The school under construction in 2008. Photo / File

The cost of the Taihape Area School rebuild is expected to be more than $10m.

Remedial work would have cost approximately $8m and presented greater risk to delivery.

Development of the current main building was led by the Taihape Area School board of trustees in 2007, a process which has now changed within the Ministry.

In 2013, they set up the Education Infrastructure Service Group, which works with schools to deliver complex property projects.

Schools now have the services of a ministry delivery manager who manages the project with access to a range of specialists including architects with education experience.

Construction observers also now visit schools throughout construction to ensure standards are adhered to.

Taihape Area School principal Richard McMillan arrived at the school one year after it opened and noticed its issues immediately.

Despite ongoing communication with the ministry regarding the issues and multiple attempts to fix them, McMillan was shocked when he was informed of his school's future about six weeks ago.

McMillan said school staff and the Board of Trustees had a meeting about it on Wednesday night.

"We've decided we're just going to get on with it, no finger pointing at architects or whatever," he said.

"We have appointed a project steering committee and their job will be to liaise with the Ministry of Education and look at next steps."

The school released what information they know to parents and students via a newsletter, the school app and their Facebook page.

Majority of the questions being asked by those in the school community surrounded what would happen with students while the work was being done and whether they were safe.

A follow-up post from McMillan confirmed that the building had been deemed safe.

He said that people have been good after finding out about the impending demolition.

"Reaction generally has been one of shock, but people have been very supportive and appreciate the trauma that it's causing people at school," McMillan said.
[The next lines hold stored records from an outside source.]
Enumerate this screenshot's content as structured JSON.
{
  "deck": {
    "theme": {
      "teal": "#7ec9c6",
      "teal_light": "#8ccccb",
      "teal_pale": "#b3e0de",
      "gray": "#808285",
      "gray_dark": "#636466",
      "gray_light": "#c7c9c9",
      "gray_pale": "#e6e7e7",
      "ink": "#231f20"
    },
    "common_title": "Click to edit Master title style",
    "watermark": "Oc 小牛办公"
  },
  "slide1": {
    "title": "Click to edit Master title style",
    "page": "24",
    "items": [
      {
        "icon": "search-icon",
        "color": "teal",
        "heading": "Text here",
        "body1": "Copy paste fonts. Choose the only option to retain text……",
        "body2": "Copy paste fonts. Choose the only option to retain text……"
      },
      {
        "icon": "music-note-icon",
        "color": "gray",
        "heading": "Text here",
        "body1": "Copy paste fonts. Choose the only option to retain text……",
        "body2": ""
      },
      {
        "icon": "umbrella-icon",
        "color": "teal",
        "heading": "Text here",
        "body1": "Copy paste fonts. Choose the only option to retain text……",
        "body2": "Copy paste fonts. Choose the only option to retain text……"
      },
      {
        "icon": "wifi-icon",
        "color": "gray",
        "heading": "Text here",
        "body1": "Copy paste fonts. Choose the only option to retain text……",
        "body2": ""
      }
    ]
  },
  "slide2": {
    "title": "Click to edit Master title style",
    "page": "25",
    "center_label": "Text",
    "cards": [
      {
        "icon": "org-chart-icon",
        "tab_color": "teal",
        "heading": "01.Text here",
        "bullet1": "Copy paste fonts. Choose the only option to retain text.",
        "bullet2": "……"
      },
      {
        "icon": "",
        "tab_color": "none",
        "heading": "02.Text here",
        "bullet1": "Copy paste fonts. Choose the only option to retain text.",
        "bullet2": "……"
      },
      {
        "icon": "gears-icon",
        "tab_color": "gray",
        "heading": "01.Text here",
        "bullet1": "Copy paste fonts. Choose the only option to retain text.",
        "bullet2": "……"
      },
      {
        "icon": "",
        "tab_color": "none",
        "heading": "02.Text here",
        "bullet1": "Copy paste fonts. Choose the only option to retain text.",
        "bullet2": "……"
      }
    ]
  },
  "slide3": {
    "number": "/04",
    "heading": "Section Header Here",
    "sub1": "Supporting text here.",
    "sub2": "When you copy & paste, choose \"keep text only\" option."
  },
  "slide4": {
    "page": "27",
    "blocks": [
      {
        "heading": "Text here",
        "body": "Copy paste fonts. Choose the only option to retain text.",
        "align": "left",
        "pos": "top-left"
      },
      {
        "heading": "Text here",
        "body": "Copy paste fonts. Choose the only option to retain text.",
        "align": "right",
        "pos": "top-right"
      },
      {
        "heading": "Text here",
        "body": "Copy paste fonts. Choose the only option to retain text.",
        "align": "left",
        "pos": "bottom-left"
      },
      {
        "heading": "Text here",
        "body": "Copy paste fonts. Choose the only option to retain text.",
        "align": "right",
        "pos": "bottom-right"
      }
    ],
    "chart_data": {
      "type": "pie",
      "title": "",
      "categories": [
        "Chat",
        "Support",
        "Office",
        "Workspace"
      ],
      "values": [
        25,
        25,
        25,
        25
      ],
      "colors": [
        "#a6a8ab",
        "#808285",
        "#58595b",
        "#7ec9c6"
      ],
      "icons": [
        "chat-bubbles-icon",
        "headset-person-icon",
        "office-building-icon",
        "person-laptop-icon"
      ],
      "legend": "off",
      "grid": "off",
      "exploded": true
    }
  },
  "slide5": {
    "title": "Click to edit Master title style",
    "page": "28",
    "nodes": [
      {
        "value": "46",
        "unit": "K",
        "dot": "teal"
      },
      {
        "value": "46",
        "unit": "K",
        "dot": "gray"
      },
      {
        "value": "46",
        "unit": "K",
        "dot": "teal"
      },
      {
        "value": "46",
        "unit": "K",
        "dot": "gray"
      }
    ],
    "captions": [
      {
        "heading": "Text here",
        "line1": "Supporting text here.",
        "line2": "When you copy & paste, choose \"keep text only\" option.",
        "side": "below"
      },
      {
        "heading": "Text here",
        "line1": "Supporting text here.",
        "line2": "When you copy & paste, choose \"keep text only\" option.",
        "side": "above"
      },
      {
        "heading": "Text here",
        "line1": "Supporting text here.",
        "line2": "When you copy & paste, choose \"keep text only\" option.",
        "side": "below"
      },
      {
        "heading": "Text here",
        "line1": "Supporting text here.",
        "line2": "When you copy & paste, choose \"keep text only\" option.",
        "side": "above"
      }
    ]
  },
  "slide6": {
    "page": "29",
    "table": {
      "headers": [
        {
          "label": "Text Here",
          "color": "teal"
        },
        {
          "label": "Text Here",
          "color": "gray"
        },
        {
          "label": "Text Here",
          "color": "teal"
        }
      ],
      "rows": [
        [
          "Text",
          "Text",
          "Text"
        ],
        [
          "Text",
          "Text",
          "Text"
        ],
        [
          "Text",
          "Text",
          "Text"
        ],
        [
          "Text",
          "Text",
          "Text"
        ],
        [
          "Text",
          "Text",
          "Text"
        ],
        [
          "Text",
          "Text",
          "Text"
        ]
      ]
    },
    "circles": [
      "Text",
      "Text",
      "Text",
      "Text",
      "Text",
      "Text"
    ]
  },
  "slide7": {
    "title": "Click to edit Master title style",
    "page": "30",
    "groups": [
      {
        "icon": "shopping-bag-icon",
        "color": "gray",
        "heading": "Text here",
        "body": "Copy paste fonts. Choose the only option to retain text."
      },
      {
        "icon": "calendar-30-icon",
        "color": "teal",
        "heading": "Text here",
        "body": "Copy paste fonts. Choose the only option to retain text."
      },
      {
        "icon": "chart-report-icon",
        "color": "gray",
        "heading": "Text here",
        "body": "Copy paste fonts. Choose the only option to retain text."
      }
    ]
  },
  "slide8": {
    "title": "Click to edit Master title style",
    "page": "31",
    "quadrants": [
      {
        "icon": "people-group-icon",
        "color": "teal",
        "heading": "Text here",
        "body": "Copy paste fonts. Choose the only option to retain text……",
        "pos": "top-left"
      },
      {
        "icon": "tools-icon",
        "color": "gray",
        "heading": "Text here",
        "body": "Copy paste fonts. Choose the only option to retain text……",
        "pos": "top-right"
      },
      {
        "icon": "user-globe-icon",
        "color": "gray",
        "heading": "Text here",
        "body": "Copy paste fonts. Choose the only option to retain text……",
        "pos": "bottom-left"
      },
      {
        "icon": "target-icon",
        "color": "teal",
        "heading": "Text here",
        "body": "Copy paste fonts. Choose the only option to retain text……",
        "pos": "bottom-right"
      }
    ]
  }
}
"The whole school's an amazing concept, beautiful design, beautiful building, great place to work, but unfortunately, there were all these hiccups."

There is currently no estimated start date for construction.